Smoking has a wide variety of health effects and can affect just about every organ in the body. But one of the organs that is most directly affected is the lungs. This is maybe not surprising as this is the organ in direct contact with cigarette smoke.
The lungs are organs of respiration. They are designed to carry air that contains oxygen and pass this oxygen to the blood stream. Everybody has two lungs that are divided into lobes.
When somebody starts smoking this causes irritation of the cells lining the air tubes within the lungs (the bronchi and bronchioles). One of the body’s basic responses to this is to produce mucus. This mucus can reduce the diameter of the airtubes making it more difficult to breathe. Have you heard of a ‘smoker’s cough’? This is when a smoker coughs up this mucus.

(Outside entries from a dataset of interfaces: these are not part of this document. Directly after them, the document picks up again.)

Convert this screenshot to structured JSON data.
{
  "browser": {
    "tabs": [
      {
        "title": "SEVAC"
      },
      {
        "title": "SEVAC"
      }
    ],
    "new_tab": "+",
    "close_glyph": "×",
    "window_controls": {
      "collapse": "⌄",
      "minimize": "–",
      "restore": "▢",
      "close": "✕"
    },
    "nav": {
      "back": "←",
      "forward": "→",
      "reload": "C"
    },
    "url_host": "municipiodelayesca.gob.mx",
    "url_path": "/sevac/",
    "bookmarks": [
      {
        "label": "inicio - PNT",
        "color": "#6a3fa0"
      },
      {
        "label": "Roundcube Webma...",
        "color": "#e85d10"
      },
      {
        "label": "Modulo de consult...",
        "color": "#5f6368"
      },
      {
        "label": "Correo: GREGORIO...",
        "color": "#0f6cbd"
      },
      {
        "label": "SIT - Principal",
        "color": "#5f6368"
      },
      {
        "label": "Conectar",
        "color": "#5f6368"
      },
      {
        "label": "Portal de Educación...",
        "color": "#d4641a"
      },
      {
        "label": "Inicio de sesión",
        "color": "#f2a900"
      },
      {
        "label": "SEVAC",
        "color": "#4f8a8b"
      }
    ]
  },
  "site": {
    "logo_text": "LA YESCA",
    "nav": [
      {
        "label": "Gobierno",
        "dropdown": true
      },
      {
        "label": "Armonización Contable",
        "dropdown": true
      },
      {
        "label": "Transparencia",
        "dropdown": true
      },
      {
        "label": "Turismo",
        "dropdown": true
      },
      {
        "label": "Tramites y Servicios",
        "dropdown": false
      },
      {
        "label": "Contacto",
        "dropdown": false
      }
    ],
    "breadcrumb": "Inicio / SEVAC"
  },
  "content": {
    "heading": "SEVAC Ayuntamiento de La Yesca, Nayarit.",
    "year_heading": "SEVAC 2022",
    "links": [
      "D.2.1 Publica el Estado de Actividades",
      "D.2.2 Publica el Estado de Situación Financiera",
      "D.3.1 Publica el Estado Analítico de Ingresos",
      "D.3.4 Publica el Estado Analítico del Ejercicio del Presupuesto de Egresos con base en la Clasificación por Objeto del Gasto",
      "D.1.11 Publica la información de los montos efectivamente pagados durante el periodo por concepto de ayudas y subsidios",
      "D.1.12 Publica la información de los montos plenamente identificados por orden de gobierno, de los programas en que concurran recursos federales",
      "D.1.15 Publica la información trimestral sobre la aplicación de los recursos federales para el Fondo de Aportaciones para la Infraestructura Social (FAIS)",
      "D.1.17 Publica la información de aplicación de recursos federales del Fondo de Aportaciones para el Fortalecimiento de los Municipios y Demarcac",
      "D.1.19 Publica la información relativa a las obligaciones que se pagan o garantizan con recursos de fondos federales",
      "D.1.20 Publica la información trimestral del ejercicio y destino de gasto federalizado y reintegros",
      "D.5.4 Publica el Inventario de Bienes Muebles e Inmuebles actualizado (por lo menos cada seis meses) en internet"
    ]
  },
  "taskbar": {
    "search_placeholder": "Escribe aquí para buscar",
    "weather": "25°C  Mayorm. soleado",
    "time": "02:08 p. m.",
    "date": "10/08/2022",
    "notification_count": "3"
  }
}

In a healthy person, there are cells lining the lungs and upper respiratory tract that have small hair-like projections called cilia present. These beat to move dust and debris out of the lungs. They are a bit like the lung’s own broom sweeping team. Smoking kills these cells so that their cleaning function is no longer carried out. Dust and particles can then accumulate which is one of the reasons that smokers often complain of respiratory diseases.
One of the gases in cigarette smoke is carbon monoxide. This gas interferes with the process of oxygenation of blood in the lungs. In fact if you inhale too much carbon monoxide you will suffocate and die. This gas is present in car exhaust fumes and is responsible for the deaths of many people each year using this as a form of suicide.
The air sacs in your lungs where oxygen is passed to the blood are called alveoli. These have a very large surface area – about the size of a tennis court. Every time that you smoke you kill some of these alveoli. These structures can’t grow back, so once they are destroyed, that’s it. Is it any wonder that smokers find it difficult to breathe due to minor exertion, such as walking up stairs?
The long-term effect of smoking on the lungs is quite well documented. Cancer of the lungs is largely due to smoking. It is estimated that 87% of cases of lung cancer in the US are smoking related. Smoking is the primary cause behind a condition called COPD (Chronic Obstructive Pulmonary Disease). Patients with this condition find it very difficult to breathe because their airways have become so obstructed.
Effect of Smoking on the Lungs by Paul Elms